parties. In particular, the Board is interested in comments related to 
the following questions:
    1. Do contractors and contracting agencies currently interpret the 
term ``catastrophic losses'' differently when applying CAS 416.50(b)(1) 
and FAR 31.205-19(e)? If so, how does the use of the term differ 
between the two applications?
    2. Under CAS 416.50(b)(1), the contractor is required to assign 
insurance costs on the basis of the projected average loss. Actual 
losses cannot be used unless they approximate the projected average 
loss. FAR 31.205-19(c)(4) disallows self-insurance costs for 
catastrophic losses. Thus, if the term ``catastrophic losses'' is 
interpreted as having the same meaning in both CAS and FAR, how does a 
contractor recover amounts related to catastrophic losses, since the 
costs cannot be assigned based on actual costs under CAS (and therefore 
are not allowable as actual costs), and the costs are unallowable as 
self-insurance charges under FAR?
    3. How does the insurance industry use the term ``catastrophic 
losses?''
    4. How does the insurance industry's use of the term ``catastrophic 
losses'' differ from its use in CAS and FAR, if any?
    5. Have there been problems in the implementation of CAS 
416.50(b)(1) as a result of the use of the term ``catastrophic?''
    6. Provide any examples of instances where the use of the term 
``catastrophic'' has resulted in contract disputes.
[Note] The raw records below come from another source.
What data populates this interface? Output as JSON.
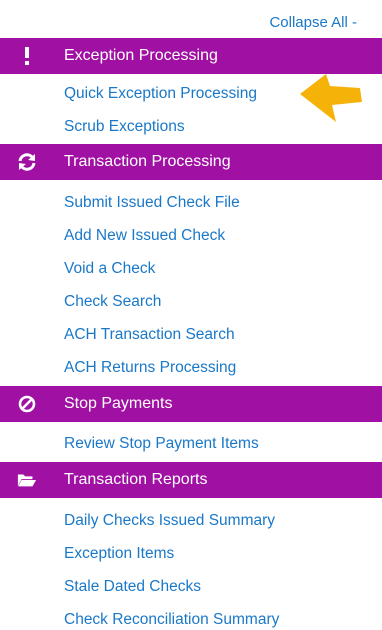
{
  "collapse_all": "Collapse All -",
  "sections": [
    {
      "title": "Exception Processing",
      "icon": "exclamation-icon",
      "items": [
        "Quick Exception Processing",
        "Scrub Exceptions"
      ]
    },
    {
      "title": "Transaction Processing",
      "icon": "refresh-icon",
      "items": [
        "Submit Issued Check File",
        "Add New Issued Check",
        "Void a Check",
        "Check Search",
        "ACH Transaction Search",
        "ACH Returns Processing"
      ]
    },
    {
      "title": "Stop Payments",
      "icon": "ban-icon",
      "items": [
        "Review Stop Payment Items"
      ]
    },
    {
      "title": "Transaction Reports",
      "icon": "folder-open-icon",
      "items": [
        "Daily Checks Issued Summary",
        "Exception Items",
        "Stale Dated Checks",
        "Check Reconciliation Summary"
      ]
    }
  ],
  "colors": {
    "header_bg": "#a011a3",
    "link": "#1a78c8",
    "arrow": "#f5b30a"
  }
}
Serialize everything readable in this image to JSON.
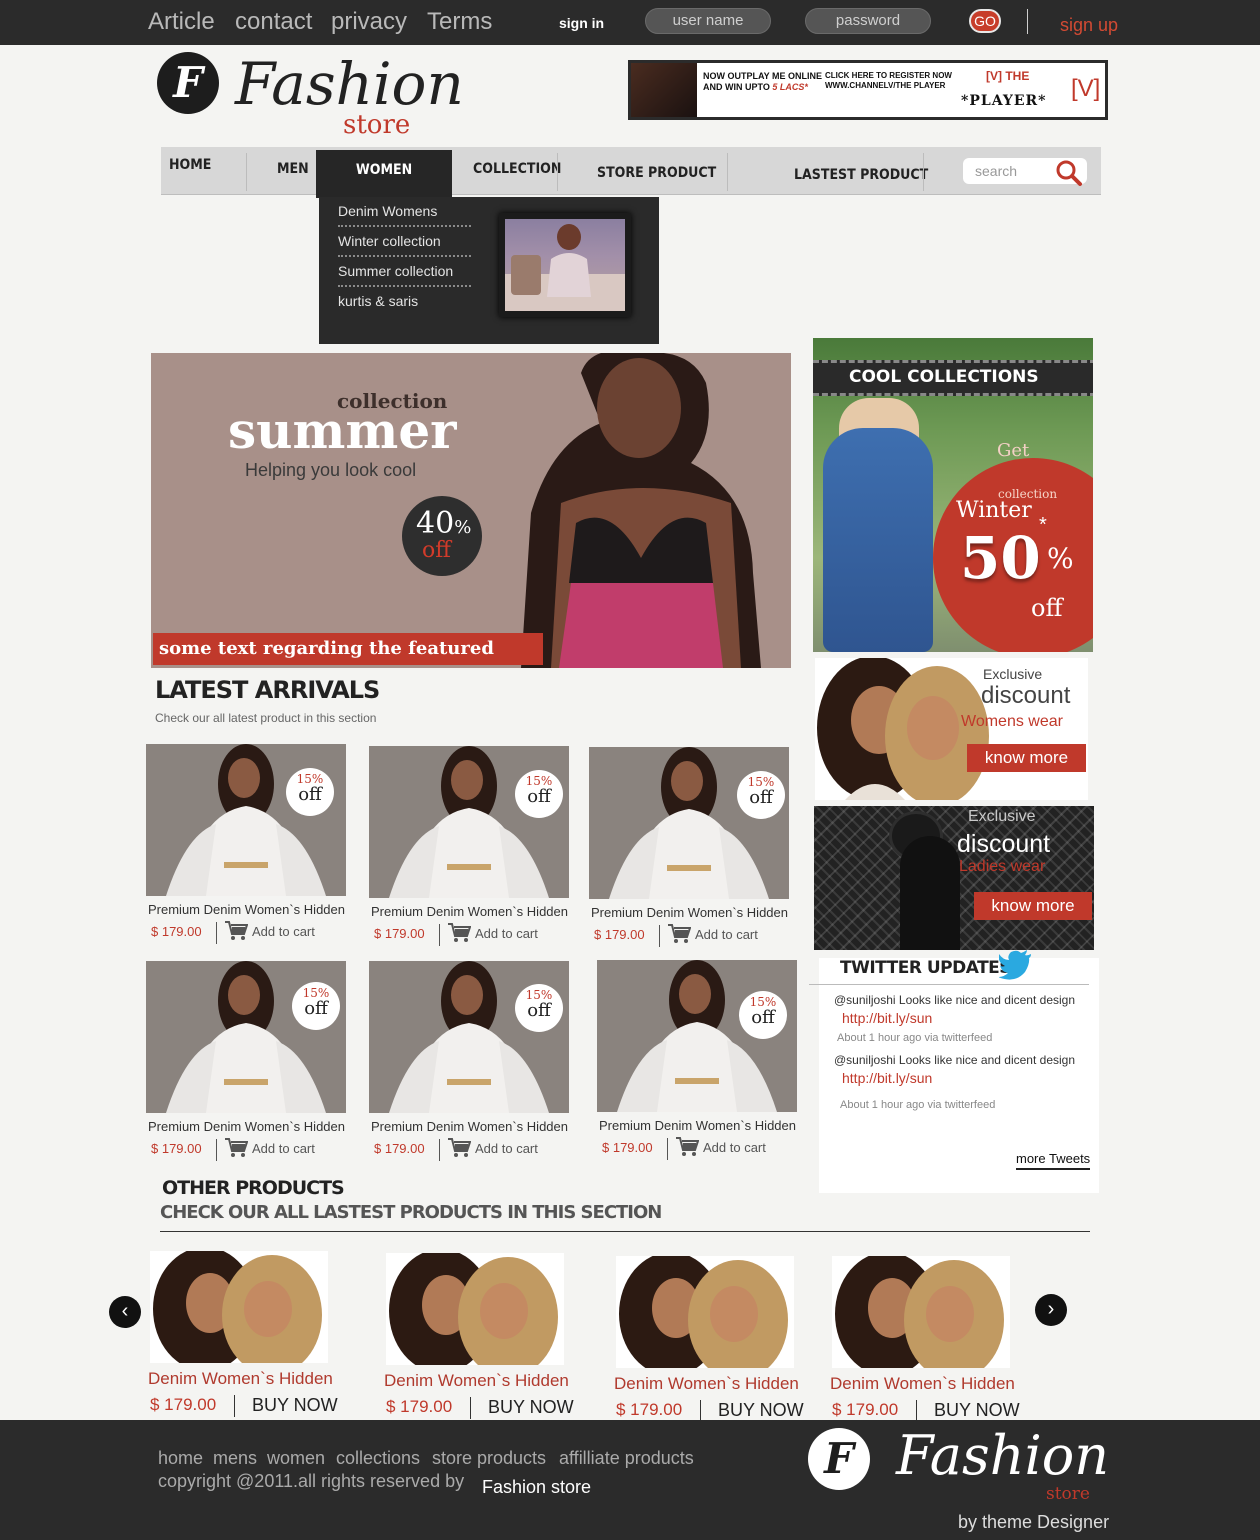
{
  "topbar": {
    "links": [
      "Article",
      "contact",
      "privacy",
      "Terms"
    ],
    "signin_label": "sign in",
    "username_placeholder": "user name",
    "password_placeholder": "password",
    "go_label": "GO",
    "signup_label": "sign up"
  },
  "logo": {
    "letter": "F",
    "word": "Fashion",
    "sub": "store"
  },
  "ad": {
    "line1": "NOW OUTPLAY ME ONLINE AND WIN UPTO",
    "line1_highlight": "5 LACS*",
    "line2": "CLICK HERE TO REGISTER NOW WWW.CHANNELV/THE PLAYER",
    "brand": "[V] THE",
    "player": "*PLAYER*",
    "logo": "[V]"
  },
  "nav": {
    "items": [
      "HOME",
      "MEN",
      "WOMEN",
      "COLLECTION",
      "STORE PRODUCT",
      "LASTEST PRODUCT"
    ],
    "search_placeholder": "search",
    "search_icon": "search-icon"
  },
  "dropdown": {
    "items": [
      "Denim Womens",
      "Winter collection",
      "Summer collection",
      "kurtis & saris"
    ]
  },
  "hero": {
    "collection": "collection",
    "title": "summer",
    "tagline": "Helping you look cool",
    "badge_pct": "40",
    "badge_pct_sign": "%",
    "badge_off": "off",
    "caption": "some text regarding the featured product"
  },
  "cool": {
    "title": "COOL COLLECTIONS",
    "get": "Get",
    "collection": "collection",
    "winter": "Winter",
    "value": "50",
    "star": "*",
    "pct": "%",
    "off": "off"
  },
  "discount1": {
    "exclusive": "Exclusive",
    "discount": "discount",
    "wear": "Womens wear",
    "button": "know more"
  },
  "discount2": {
    "exclusive": "Exclusive",
    "discount": "discount",
    "wear": "Ladies wear",
    "button": "know more"
  },
  "twitter": {
    "title": "TWITTER UPDATES",
    "tweets": [
      {
        "handle": "@suniljoshi",
        "text": "Looks like nice and dicent design",
        "link": "http://bit.ly/sun",
        "meta": "About 1 hour ago via twitterfeed"
      },
      {
        "handle": "@suniljoshi",
        "text": "Looks like nice and dicent design",
        "link": "http://bit.ly/sun",
        "meta": "About 1 hour ago via twitterfeed"
      }
    ],
    "more": "more Tweets"
  },
  "latest": {
    "title": "LATEST ARRIVALS",
    "subtitle": "Check our all latest product in this section",
    "products": [
      {
        "name": "Premium Denim Women`s Hidden",
        "price": "$ 179.00",
        "cart": "Add to cart",
        "badge_pct": "15%",
        "badge_off": "off"
      },
      {
        "name": "Premium Denim Women`s Hidden",
        "price": "$ 179.00",
        "cart": "Add to cart",
        "badge_pct": "15%",
        "badge_off": "off"
      },
      {
        "name": "Premium Denim Women`s Hidden",
        "price": "$ 179.00",
        "cart": "Add to cart",
        "badge_pct": "15%",
        "badge_off": "off"
      },
      {
        "name": "Premium Denim Women`s Hidden",
        "price": "$ 179.00",
        "cart": "Add to cart",
        "badge_pct": "15%",
        "badge_off": "off"
      },
      {
        "name": "Premium Denim Women`s Hidden",
        "price": "$ 179.00",
        "cart": "Add to cart",
        "badge_pct": "15%",
        "badge_off": "off"
      },
      {
        "name": "Premium Denim Women`s Hidden",
        "price": "$ 179.00",
        "cart": "Add to cart",
        "badge_pct": "15%",
        "badge_off": "off"
      }
    ]
  },
  "other": {
    "title": "OTHER PRODUCTS",
    "subtitle": "CHECK OUR ALL LASTEST PRODUCTS IN THIS SECTION",
    "products": [
      {
        "name": "Denim Women`s Hidden",
        "price": "$ 179.00",
        "buy": "BUY NOW"
      },
      {
        "name": "Denim Women`s Hidden",
        "price": "$ 179.00",
        "buy": "BUY NOW"
      },
      {
        "name": "Denim Women`s Hidden",
        "price": "$ 179.00",
        "buy": "BUY NOW"
      },
      {
        "name": "Denim Women`s Hidden",
        "price": "$ 179.00",
        "buy": "BUY NOW"
      }
    ],
    "prev": "‹",
    "next": "›"
  },
  "footer": {
    "links": [
      "home",
      "mens",
      "women",
      "collections",
      "store products",
      "affilliate products"
    ],
    "copyright": "copyright @2011.all rights reserved by",
    "store": "Fashion store",
    "by": "by theme Designer",
    "logo_letter": "F",
    "logo_word": "Fashion",
    "logo_sub": "store"
  },
  "colors": {
    "accent": "#c0392b",
    "dark": "#2b2b2b",
    "nav": "#d7d7d7"
  }
}
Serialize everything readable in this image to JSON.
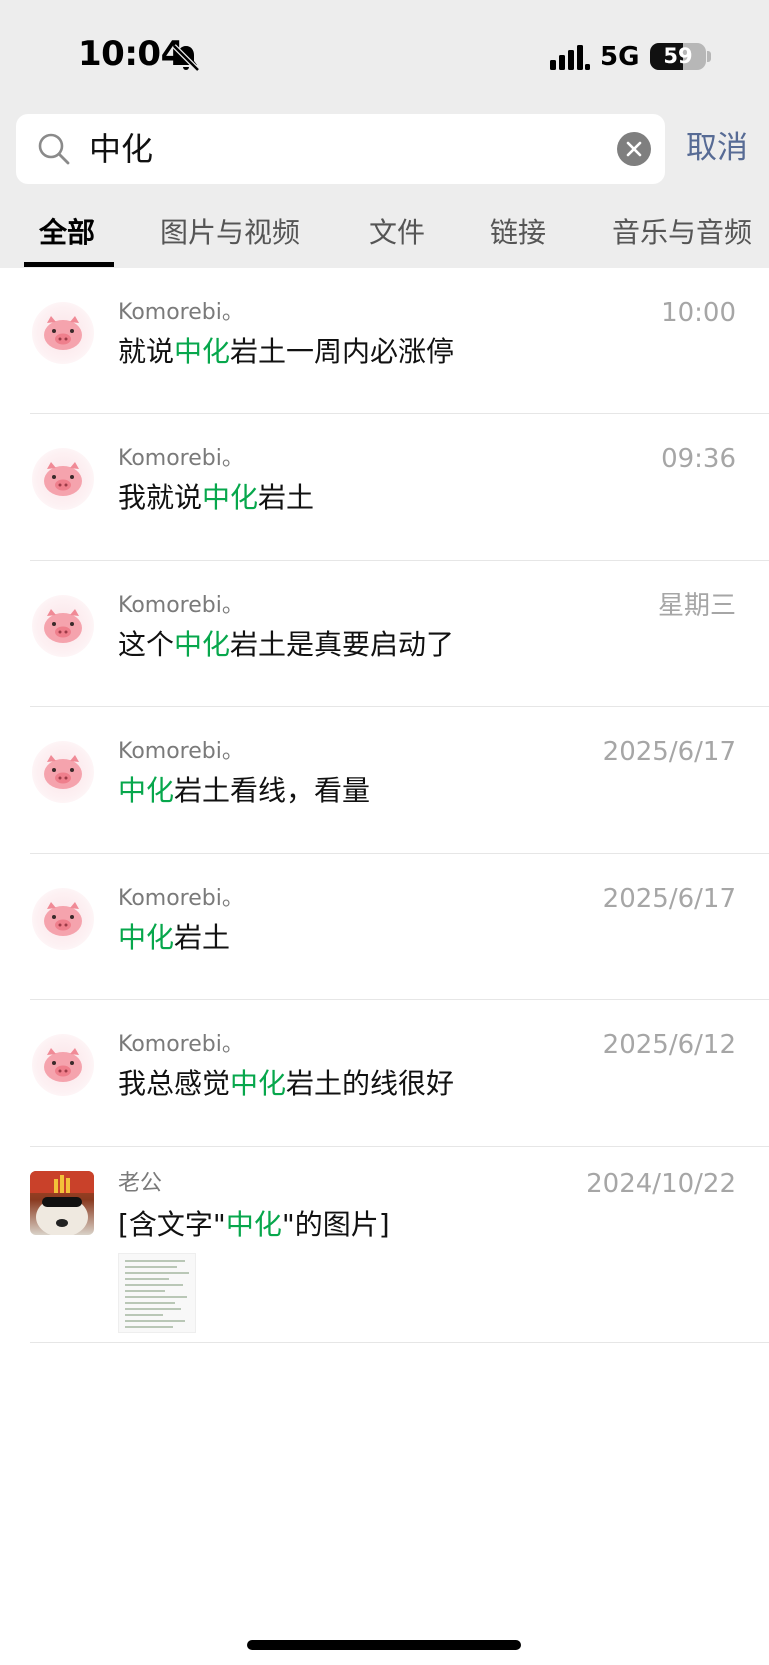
{
  "status_bar": {
    "time": "10:04",
    "network": "5G",
    "battery": "59",
    "battery_level_percent": 59,
    "icons": [
      "bell-slash-icon",
      "signal-bars-icon",
      "battery-icon"
    ]
  },
  "search": {
    "query": "中化",
    "cancel_label": "取消",
    "icons": [
      "search-icon",
      "clear-icon"
    ]
  },
  "tabs": [
    {
      "label": "全部",
      "active": true
    },
    {
      "label": "图片与视频",
      "active": false
    },
    {
      "label": "文件",
      "active": false
    },
    {
      "label": "链接",
      "active": false
    },
    {
      "label": "音乐与音频",
      "active": false
    }
  ],
  "results": [
    {
      "sender": "Komorebi。",
      "date": "10:00",
      "before": "就说",
      "highlight": "中化",
      "after": "岩土一周内必涨停",
      "avatar": "pig-icon"
    },
    {
      "sender": "Komorebi。",
      "date": "09:36",
      "before": "我就说",
      "highlight": "中化",
      "after": "岩土",
      "avatar": "pig-icon"
    },
    {
      "sender": "Komorebi。",
      "date": "星期三",
      "before": "这个",
      "highlight": "中化",
      "after": "岩土是真要启动了",
      "avatar": "pig-icon"
    },
    {
      "sender": "Komorebi。",
      "date": "2025/6/17",
      "before": "",
      "highlight": "中化",
      "after": "岩土看线，看量",
      "avatar": "pig-icon"
    },
    {
      "sender": "Komorebi。",
      "date": "2025/6/17",
      "before": "",
      "highlight": "中化",
      "after": "岩土",
      "avatar": "pig-icon"
    },
    {
      "sender": "Komorebi。",
      "date": "2025/6/12",
      "before": "我总感觉",
      "highlight": "中化",
      "after": "岩土的线很好",
      "avatar": "pig-icon"
    },
    {
      "sender": "老公",
      "date": "2024/10/22",
      "before": "[含文字\"",
      "highlight": "中化",
      "after": "\"的图片]",
      "avatar": "photo-avatar"
    }
  ],
  "colors": {
    "highlight": "#07a74c",
    "cancel_link": "#576b95",
    "header_bg": "#ededed"
  }
}
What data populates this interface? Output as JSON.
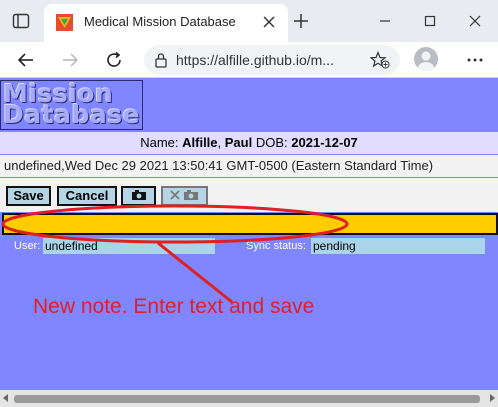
{
  "browser": {
    "tab_title": "Medical Mission Database",
    "url": "https://alfille.github.io/m..."
  },
  "page": {
    "logo_text": "Mission Database",
    "logo_line1": "Mission",
    "logo_line2": "Database",
    "patient": {
      "name_label": "Name:",
      "last_name": "Alfille",
      "first_name": "Paul",
      "dob_label": "DOB:",
      "dob": "2021-12-07"
    },
    "note_timestamp": "undefined,Wed Dec 29 2021 13:50:41 GMT-0500 (Eastern Standard Time)",
    "buttons": {
      "save": "Save",
      "cancel": "Cancel"
    },
    "note_text": "",
    "user_label": "User:",
    "user_value": "undefined",
    "sync_label": "Sync status:",
    "sync_value": "pending"
  },
  "annotation": {
    "text": "New note. Enter text and save",
    "color": "#e02020"
  },
  "colors": {
    "page_background": "#7f86ff",
    "note_field": "#ffcc00",
    "button": "#b5d4e4"
  }
}
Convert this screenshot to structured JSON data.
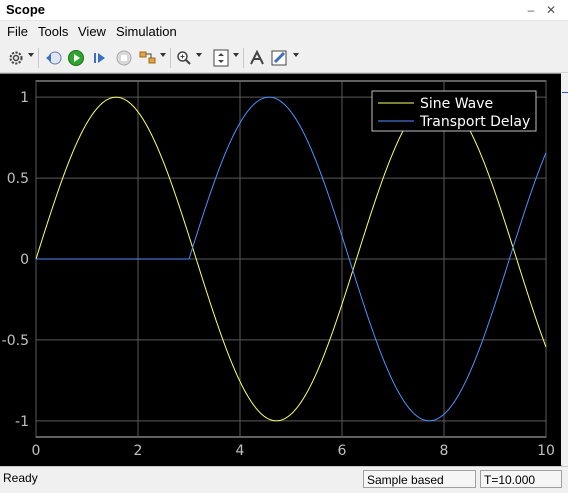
{
  "window": {
    "title": "Scope",
    "minimize": "–",
    "close": "✕"
  },
  "menu": [
    "File",
    "Tools",
    "View",
    "Simulation"
  ],
  "toolbar": {
    "icons": [
      "gear-icon",
      "step-back-icon",
      "run-icon",
      "step-forward-icon",
      "stop-icon",
      "highlight-icon",
      "zoom-icon",
      "scale-axes-icon",
      "cursor-icon",
      "style-icon"
    ]
  },
  "colors": {
    "sine": "#ffff66",
    "delay": "#4d90fe",
    "grid": "#5a5a5a",
    "axis": "#c0c0c0",
    "run_green": "#2fa52f"
  },
  "chart_data": {
    "type": "line",
    "xlim": [
      0,
      10
    ],
    "ylim": [
      -1.1,
      1.1
    ],
    "x_ticks": [
      "0",
      "2",
      "4",
      "6",
      "8",
      "10"
    ],
    "y_ticks": [
      "1",
      "0.5",
      "0",
      "-0.5",
      "-1"
    ],
    "grid": true,
    "legend_position": "top-right",
    "series": [
      {
        "name": "Sine Wave",
        "function": "sin(t)",
        "color": "#ffff66"
      },
      {
        "name": "Transport Delay",
        "function": "sin(t-3) for t>=3, else 0",
        "delay": 3,
        "color": "#4d90fe"
      }
    ],
    "samples": {
      "x": [
        0,
        1,
        2,
        3,
        4,
        5,
        6,
        7,
        8,
        9,
        10
      ],
      "sine_wave": [
        0,
        0.841,
        0.909,
        0.141,
        -0.757,
        -0.959,
        -0.279,
        0.657,
        0.989,
        0.412,
        -0.544
      ],
      "transport_delay": [
        0,
        0,
        0,
        0,
        0.841,
        0.909,
        0.141,
        -0.757,
        -0.959,
        -0.279,
        0.657
      ]
    }
  },
  "status": {
    "left": "Ready",
    "mode": "Sample based",
    "time": "T=10.000"
  }
}
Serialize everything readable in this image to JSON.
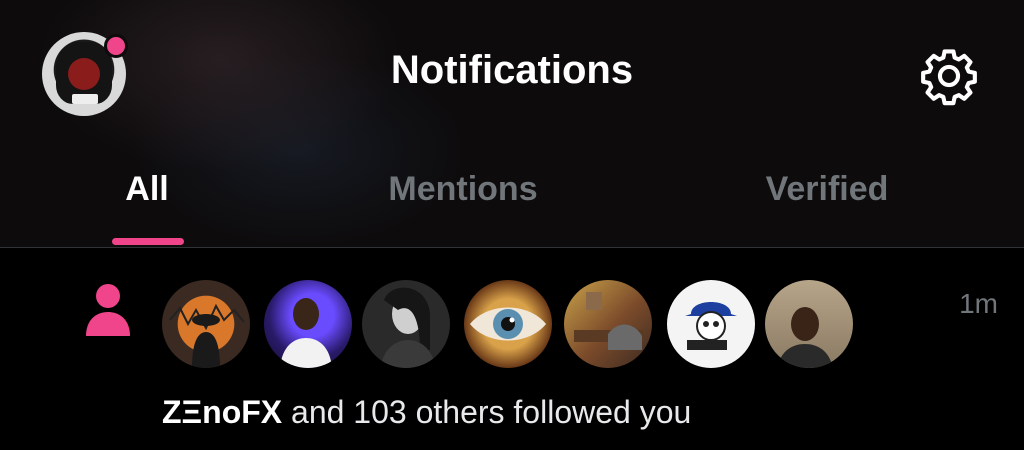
{
  "header": {
    "title": "Notifications",
    "has_unread_dot": true
  },
  "tabs": [
    {
      "label": "All",
      "active": true
    },
    {
      "label": "Mentions",
      "active": false
    },
    {
      "label": "Verified",
      "active": false
    }
  ],
  "notification": {
    "icon": "person-icon",
    "time": "1m",
    "actor_name": "ZΞnoFX",
    "message_rest": " and 103 others followed you",
    "avatar_count": 7
  },
  "colors": {
    "accent": "#f0458a",
    "background": "#000000",
    "muted_text": "#71767b"
  }
}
For each example 
provided, include the nature of the dispute and the resolution.
    7. Provide any comments as to whether the language at CAS 
416.50(b)(1) should be revised. If the recommendation is to revise the 
language, please provide suggested revisions.
    8. Provide any comments regarding use of the term ``extraordinary 
item'' as used in Generally Accepted Accounting Principles in lieu of 
the term ``catastrophic insurance.''

[FR Doc. E6-975 Filed 1-25-06; 8:45 am]
BILLING CODE 3110-01-P